He suffered torments of guilt and despair over his previous behaviour, as well as endlessly questioning the most basic aspects of life and the self. He felt a moral duty to follow to the letter what he had come to see as his fundamental beliefs – namely that simplicity and honesty in life and work were paramount. As a result, he renounced the copyrights to his earlier works and the rights to his lands; he gave up meat, tobacco, drink and sex; and he turned all his wealth over to Sophia, with whom he somehow contrived to live as a peasant. These actions were so dramatic that most of his family, in turn, largely renounced him. Although he had decided to start a new life as a wandering ascetic some time earlier, it seems that domestic discord prompted him to leave his home in October 1910 when he was scarcely fit enough to do so. He was with his daughter Alexandra at Astapovo railway station when he was taken ill in November, and he died shortly thereafter.
Tolstoy was a man of intensity and conviction, who followed his philosophy after deep, often bitter, experience and rigorous thought. He was also a man wrenched by the conflicts within him who could never reconcile the contrasting elements of his nature. But it is perhaps because of this very tension that he was able to reveal in Anna Karenina his views of society not just on a grand scale, but at the most intimate and human levels.
A note on the names
Russian names are typically made up of three parts: the first name, a patronymic (derived from the name of the father) and a last name. Both the patronymic and the last name have gender-dependent endings. So in Anna Arkadyevna Karenina, the middle name ‘Arkadyevna’ means the daughter of Arkady; while for her brother, the patronymic is ‘Arkadyevitch’ – son of Arkady. While her husband’s name is Karenin, Anna’s last name has the feminine ‘a’ at the end. There are slight variations on this feminisation – for example, the feminine form of the name Scherbatsky is Scherbatskaya.
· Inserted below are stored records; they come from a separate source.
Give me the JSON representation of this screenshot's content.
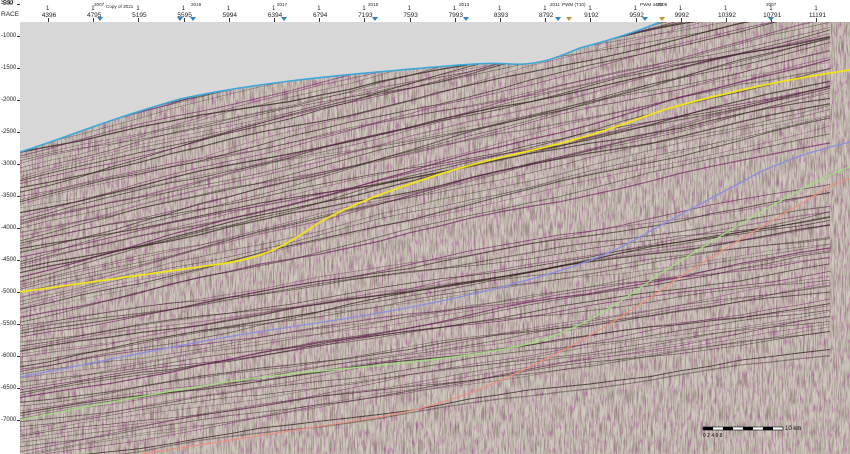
{
  "header": {
    "top_left_label": "SSD",
    "row_label": "RACE",
    "shot_labels": [
      "1",
      "1",
      "1",
      "1",
      "1",
      "1",
      "1",
      "1",
      "1",
      "1",
      "1",
      "1",
      "1",
      "1",
      "1",
      "1",
      "1",
      "1",
      "1"
    ],
    "cdp_numbers": [
      "4396",
      "4795",
      "5195",
      "5595",
      "5994",
      "6394",
      "6794",
      "7193",
      "7593",
      "7993",
      "8393",
      "8792",
      "9192",
      "9592",
      "9992",
      "10392",
      "10791",
      "11191"
    ],
    "well_tags": [
      "2007",
      "Copy of 2021",
      "2019",
      "2017",
      "2015",
      "2013",
      "2011",
      "PWM (T10)",
      "PWM 4400",
      "2009",
      "2007"
    ]
  },
  "y_axis": {
    "labels": [
      "-500",
      "-1000",
      "-1500",
      "-2000",
      "-2500",
      "-3000",
      "-3500",
      "-4000",
      "-4500",
      "-5000",
      "-5500",
      "-6000",
      "-6500",
      "-7000"
    ]
  },
  "scale_bar": {
    "label": "10 km",
    "note": "0 2 4 6 8"
  },
  "colors": {
    "seafloor": "#3aa7d8",
    "horizon_yellow": "#f2e21a",
    "horizon_purple": "#8b8ee0",
    "horizon_green": "#9ee07a",
    "horizon_salmon": "#ef8e7a",
    "water_column": "#d7d7d7",
    "wiggle_peak": "#6b1c5c",
    "wiggle_trough": "#2b1f18"
  }
}
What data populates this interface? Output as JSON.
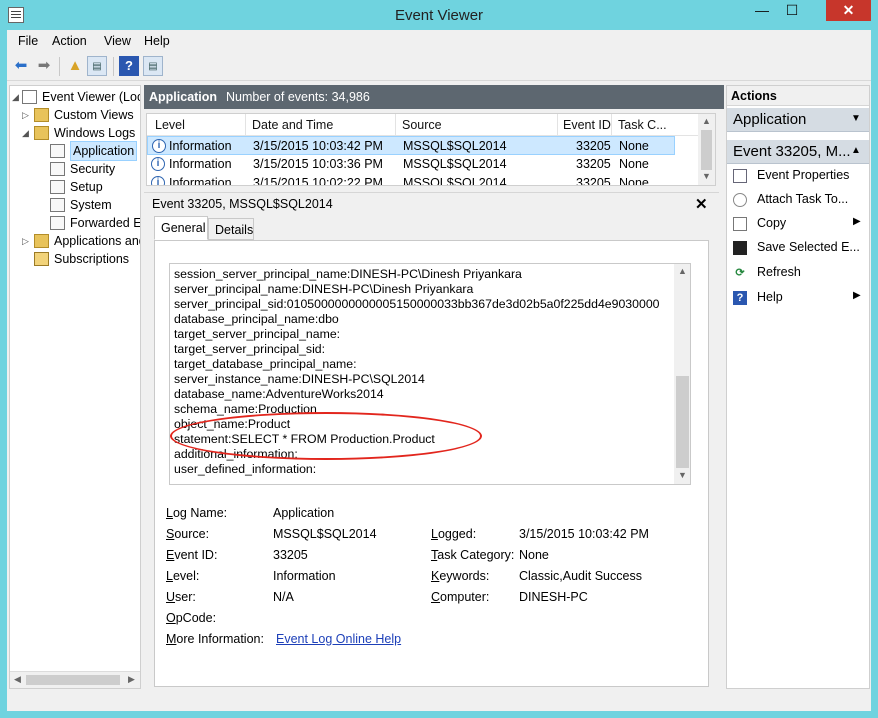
{
  "window": {
    "title": "Event Viewer",
    "min_label": "—",
    "max_label": "☐",
    "close_label": "✕"
  },
  "menu": [
    "File",
    "Action",
    "View",
    "Help"
  ],
  "tree": {
    "items": [
      {
        "label": "Event Viewer (Local)",
        "icon": "event-viewer-icon"
      },
      {
        "label": "Custom Views",
        "icon": "folder-icon"
      },
      {
        "label": "Windows Logs",
        "icon": "folder-icon"
      },
      {
        "label": "Application",
        "icon": "log-icon",
        "selected": true
      },
      {
        "label": "Security",
        "icon": "log-icon"
      },
      {
        "label": "Setup",
        "icon": "log-icon"
      },
      {
        "label": "System",
        "icon": "log-icon"
      },
      {
        "label": "Forwarded Events",
        "icon": "log-icon"
      },
      {
        "label": "Applications and Services Logs",
        "icon": "folder-icon"
      },
      {
        "label": "Subscriptions",
        "icon": "subscriptions-icon"
      }
    ]
  },
  "log": {
    "title": "Application",
    "count": "Number of events: 34,986"
  },
  "grid": {
    "columns": [
      "Level",
      "Date and Time",
      "Source",
      "Event ID",
      "Task C..."
    ],
    "rows": [
      {
        "level": "Information",
        "datetime": "3/15/2015 10:03:42 PM",
        "source": "MSSQL$SQL2014",
        "event_id": "33205",
        "task": "None",
        "selected": true
      },
      {
        "level": "Information",
        "datetime": "3/15/2015 10:03:36 PM",
        "source": "MSSQL$SQL2014",
        "event_id": "33205",
        "task": "None"
      },
      {
        "level": "Information",
        "datetime": "3/15/2015 10:02:22 PM",
        "source": "MSSQL$SQL2014",
        "event_id": "33205",
        "task": "None"
      }
    ]
  },
  "detail": {
    "title": "Event 33205, MSSQL$SQL2014",
    "tabs": [
      "General",
      "Details"
    ],
    "text_lines": [
      "session_server_principal_name:DINESH-PC\\Dinesh Priyankara",
      "server_principal_name:DINESH-PC\\Dinesh Priyankara",
      "server_principal_sid:0105000000000005150000033bb367de3d02b5a0f225dd4e9030000",
      "database_principal_name:dbo",
      "target_server_principal_name:",
      "target_server_principal_sid:",
      "target_database_principal_name:",
      "server_instance_name:DINESH-PC\\SQL2014",
      "database_name:AdventureWorks2014",
      "schema_name:Production",
      "object_name:Product",
      "statement:SELECT * FROM Production.Product",
      "additional_information:",
      "user_defined_information:",
      "."
    ],
    "props": {
      "log_name_label": "Log Name:",
      "log_name": "Application",
      "source_label": "Source:",
      "source": "MSSQL$SQL2014",
      "logged_label": "Logged:",
      "logged": "3/15/2015 10:03:42 PM",
      "event_id_label": "Event ID:",
      "event_id": "33205",
      "task_category_label": "Task Category:",
      "task_category": "None",
      "level_label": "Level:",
      "level": "Information",
      "keywords_label": "Keywords:",
      "keywords": "Classic,Audit Success",
      "user_label": "User:",
      "user": "N/A",
      "computer_label": "Computer:",
      "computer": "DINESH-PC",
      "opcode_label": "OpCode:",
      "opcode": "",
      "more_info_label": "More Information:",
      "more_info_link": "Event Log Online Help"
    }
  },
  "actions": {
    "header": "Actions",
    "section1": "Application",
    "section2": "Event 33205, M...",
    "items": [
      {
        "label": "Event Properties",
        "icon": "event-properties-icon"
      },
      {
        "label": "Attach Task To...",
        "icon": "attach-task-icon"
      },
      {
        "label": "Copy",
        "icon": "copy-icon",
        "submenu": true
      },
      {
        "label": "Save Selected E...",
        "icon": "save-icon"
      },
      {
        "label": "Refresh",
        "icon": "refresh-icon"
      },
      {
        "label": "Help",
        "icon": "help-icon",
        "submenu": true
      }
    ]
  },
  "colors": {
    "titlebar": "#6fd3df",
    "log_header": "#5d6770",
    "selection": "#cde8ff",
    "highlight_oval": "#e2261d",
    "link": "#1c3fb8"
  }
}
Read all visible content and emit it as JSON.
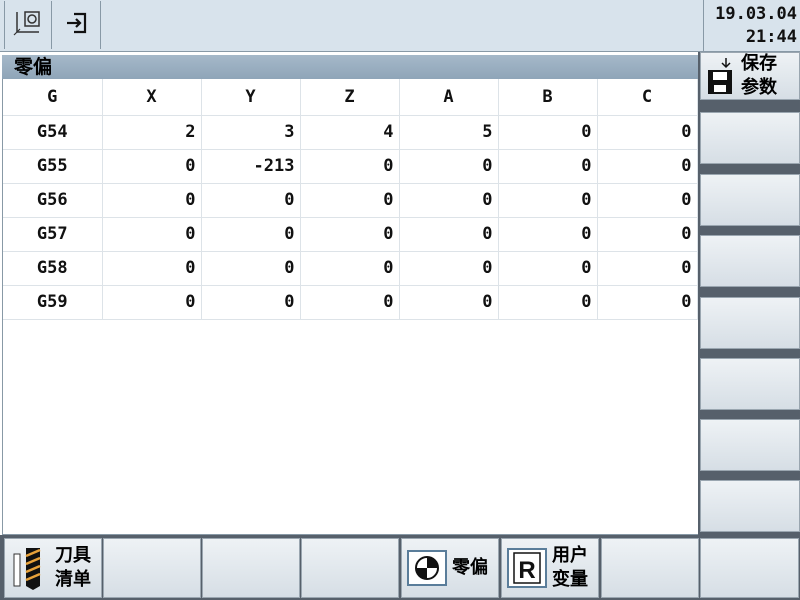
{
  "topbar": {
    "btn1_icon": "machine-coordinate-icon",
    "btn2_icon": "exit-icon",
    "date": "19.03.04",
    "time": "21:44"
  },
  "title": "零偏",
  "table": {
    "headers": [
      "G",
      "X",
      "Y",
      "Z",
      "A",
      "B",
      "C"
    ],
    "rows": [
      [
        "G54",
        "2",
        "3",
        "4",
        "5",
        "0",
        "0"
      ],
      [
        "G55",
        "0",
        "-213",
        "0",
        "0",
        "0",
        "0"
      ],
      [
        "G56",
        "0",
        "0",
        "0",
        "0",
        "0",
        "0"
      ],
      [
        "G57",
        "0",
        "0",
        "0",
        "0",
        "0",
        "0"
      ],
      [
        "G58",
        "0",
        "0",
        "0",
        "0",
        "0",
        "0"
      ],
      [
        "G59",
        "0",
        "0",
        "0",
        "0",
        "0",
        "0"
      ]
    ]
  },
  "right_softkeys": {
    "save": {
      "line1": "保存",
      "line2": "参数",
      "icon": "floppy-save-icon"
    }
  },
  "bottom_softkeys": {
    "tool_list": {
      "line1": "刀具",
      "line2": "清单",
      "icon": "drill-bit-icon"
    },
    "zero_offset": {
      "label": "零偏",
      "icon": "crosshair-target-icon"
    },
    "user_vars": {
      "line1": "用户",
      "line2": "变量",
      "icon": "r-variable-icon"
    }
  },
  "colors": {
    "panel_bg": "#d8e3ec",
    "title_bar": "#9aafc1",
    "softkey_track": "#56606b"
  }
}
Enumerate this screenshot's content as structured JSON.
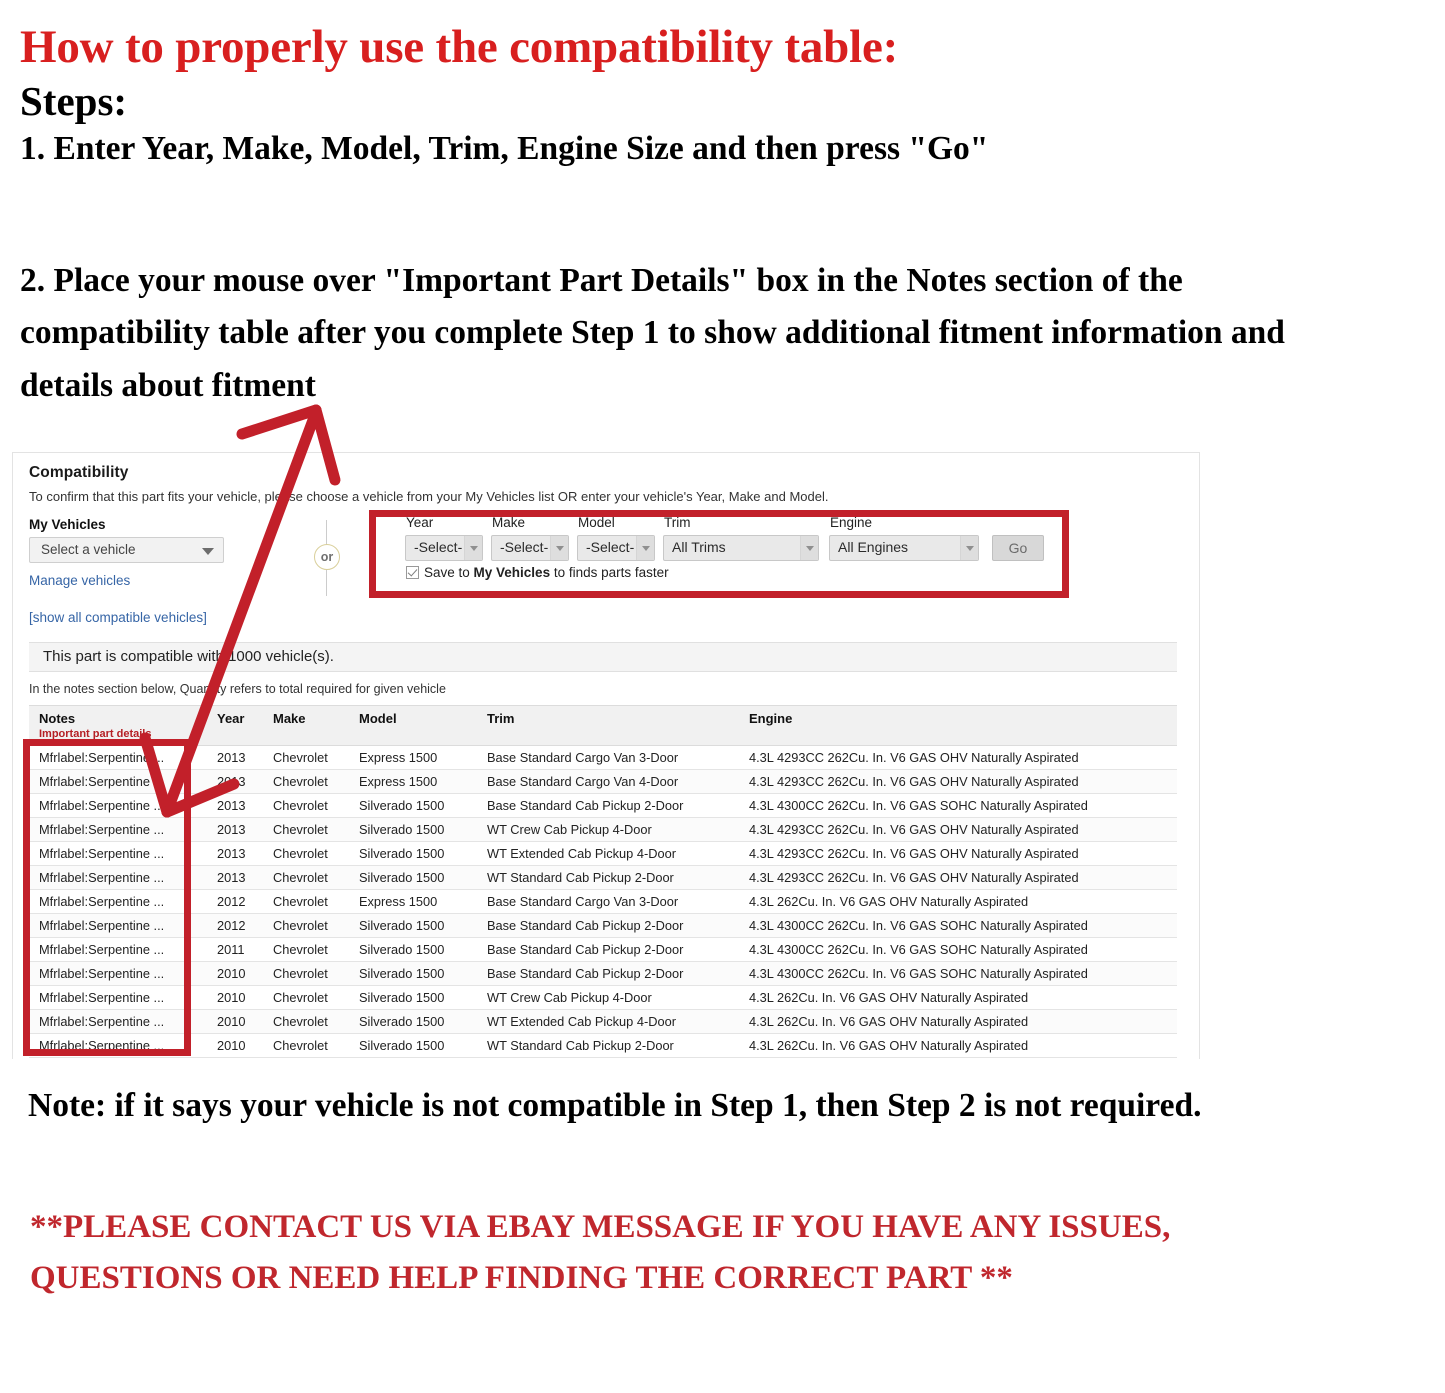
{
  "headline": {
    "title": "How to properly use the compatibility table:",
    "steps_label": "Steps:",
    "step1": "1. Enter Year, Make, Model, Trim, Engine Size and then press \"Go\"",
    "step2": "2. Place your mouse over \"Important Part Details\" box in the Notes section of the compatibility table after you complete Step 1 to show additional fitment information and details about fitment"
  },
  "panel": {
    "title": "Compatibility",
    "subtitle": "To confirm that this part fits your vehicle, please choose a vehicle from your My Vehicles list OR enter your vehicle's Year, Make and Model.",
    "my_vehicles_label": "My Vehicles",
    "vehicle_select_value": "Select a vehicle",
    "manage_vehicles_link": "Manage vehicles",
    "show_all_link": "[show all compatible vehicles]",
    "or_label": "or",
    "compatible_banner": "This part is compatible with 1000 vehicle(s).",
    "quantity_note": "In the notes section below, Quantity refers to total required for given vehicle"
  },
  "form": {
    "fields": [
      {
        "label": "Year",
        "value": "-Select-"
      },
      {
        "label": "Make",
        "value": "-Select-"
      },
      {
        "label": "Model",
        "value": "-Select-"
      },
      {
        "label": "Trim",
        "value": "All Trims"
      },
      {
        "label": "Engine",
        "value": "All Engines"
      }
    ],
    "go_label": "Go",
    "save_checkbox_checked": true,
    "save_text_1": "Save to ",
    "save_text_bold": "My Vehicles",
    "save_text_2": " to finds parts faster"
  },
  "table": {
    "headers": {
      "notes": "Notes",
      "notes_sub": "Important part details",
      "year": "Year",
      "make": "Make",
      "model": "Model",
      "trim": "Trim",
      "engine": "Engine"
    },
    "rows": [
      {
        "notes": "Mfrlabel:Serpentine ...",
        "year": "2013",
        "make": "Chevrolet",
        "model": "Express 1500",
        "trim": "Base Standard Cargo Van 3-Door",
        "engine": "4.3L 4293CC 262Cu. In. V6 GAS OHV Naturally Aspirated"
      },
      {
        "notes": "Mfrlabel:Serpentine ...",
        "year": "2013",
        "make": "Chevrolet",
        "model": "Express 1500",
        "trim": "Base Standard Cargo Van 4-Door",
        "engine": "4.3L 4293CC 262Cu. In. V6 GAS OHV Naturally Aspirated"
      },
      {
        "notes": "Mfrlabel:Serpentine ...",
        "year": "2013",
        "make": "Chevrolet",
        "model": "Silverado 1500",
        "trim": "Base Standard Cab Pickup 2-Door",
        "engine": "4.3L 4300CC 262Cu. In. V6 GAS SOHC Naturally Aspirated"
      },
      {
        "notes": "Mfrlabel:Serpentine ...",
        "year": "2013",
        "make": "Chevrolet",
        "model": "Silverado 1500",
        "trim": "WT Crew Cab Pickup 4-Door",
        "engine": "4.3L 4293CC 262Cu. In. V6 GAS OHV Naturally Aspirated"
      },
      {
        "notes": "Mfrlabel:Serpentine ...",
        "year": "2013",
        "make": "Chevrolet",
        "model": "Silverado 1500",
        "trim": "WT Extended Cab Pickup 4-Door",
        "engine": "4.3L 4293CC 262Cu. In. V6 GAS OHV Naturally Aspirated"
      },
      {
        "notes": "Mfrlabel:Serpentine ...",
        "year": "2013",
        "make": "Chevrolet",
        "model": "Silverado 1500",
        "trim": "WT Standard Cab Pickup 2-Door",
        "engine": "4.3L 4293CC 262Cu. In. V6 GAS OHV Naturally Aspirated"
      },
      {
        "notes": "Mfrlabel:Serpentine ...",
        "year": "2012",
        "make": "Chevrolet",
        "model": "Express 1500",
        "trim": "Base Standard Cargo Van 3-Door",
        "engine": "4.3L 262Cu. In. V6 GAS OHV Naturally Aspirated"
      },
      {
        "notes": "Mfrlabel:Serpentine ...",
        "year": "2012",
        "make": "Chevrolet",
        "model": "Silverado 1500",
        "trim": "Base Standard Cab Pickup 2-Door",
        "engine": "4.3L 4300CC 262Cu. In. V6 GAS SOHC Naturally Aspirated"
      },
      {
        "notes": "Mfrlabel:Serpentine ...",
        "year": "2011",
        "make": "Chevrolet",
        "model": "Silverado 1500",
        "trim": "Base Standard Cab Pickup 2-Door",
        "engine": "4.3L 4300CC 262Cu. In. V6 GAS SOHC Naturally Aspirated"
      },
      {
        "notes": "Mfrlabel:Serpentine ...",
        "year": "2010",
        "make": "Chevrolet",
        "model": "Silverado 1500",
        "trim": "Base Standard Cab Pickup 2-Door",
        "engine": "4.3L 4300CC 262Cu. In. V6 GAS SOHC Naturally Aspirated"
      },
      {
        "notes": "Mfrlabel:Serpentine ...",
        "year": "2010",
        "make": "Chevrolet",
        "model": "Silverado 1500",
        "trim": "WT Crew Cab Pickup 4-Door",
        "engine": "4.3L 262Cu. In. V6 GAS OHV Naturally Aspirated"
      },
      {
        "notes": "Mfrlabel:Serpentine ...",
        "year": "2010",
        "make": "Chevrolet",
        "model": "Silverado 1500",
        "trim": "WT Extended Cab Pickup 4-Door",
        "engine": "4.3L 262Cu. In. V6 GAS OHV Naturally Aspirated"
      },
      {
        "notes": "Mfrlabel:Serpentine ...",
        "year": "2010",
        "make": "Chevrolet",
        "model": "Silverado 1500",
        "trim": "WT Standard Cab Pickup 2-Door",
        "engine": "4.3L 262Cu. In. V6 GAS OHV Naturally Aspirated"
      }
    ]
  },
  "footer": {
    "note": "Note: if it says your vehicle is not compatible in Step 1, then Step 2 is not required.",
    "contact": "**PLEASE CONTACT US VIA EBAY MESSAGE IF YOU HAVE ANY ISSUES, QUESTIONS OR NEED HELP FINDING THE CORRECT PART **"
  },
  "colors": {
    "headline_red": "#d81f1f",
    "annotation_red": "#c2202a",
    "link_blue": "#3665a6",
    "notes_red": "#b52025"
  }
}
Many characters refer to each other using both the first name and the patronymic. In addition, characters on especially friendly terms will use diminutives, nicknames and other informal titles: hence Kostya, short for Konstantin; Stiva for Stepan; Alyosha for Alexei; Seriozha for Sergei.
Notes by Roy McMillan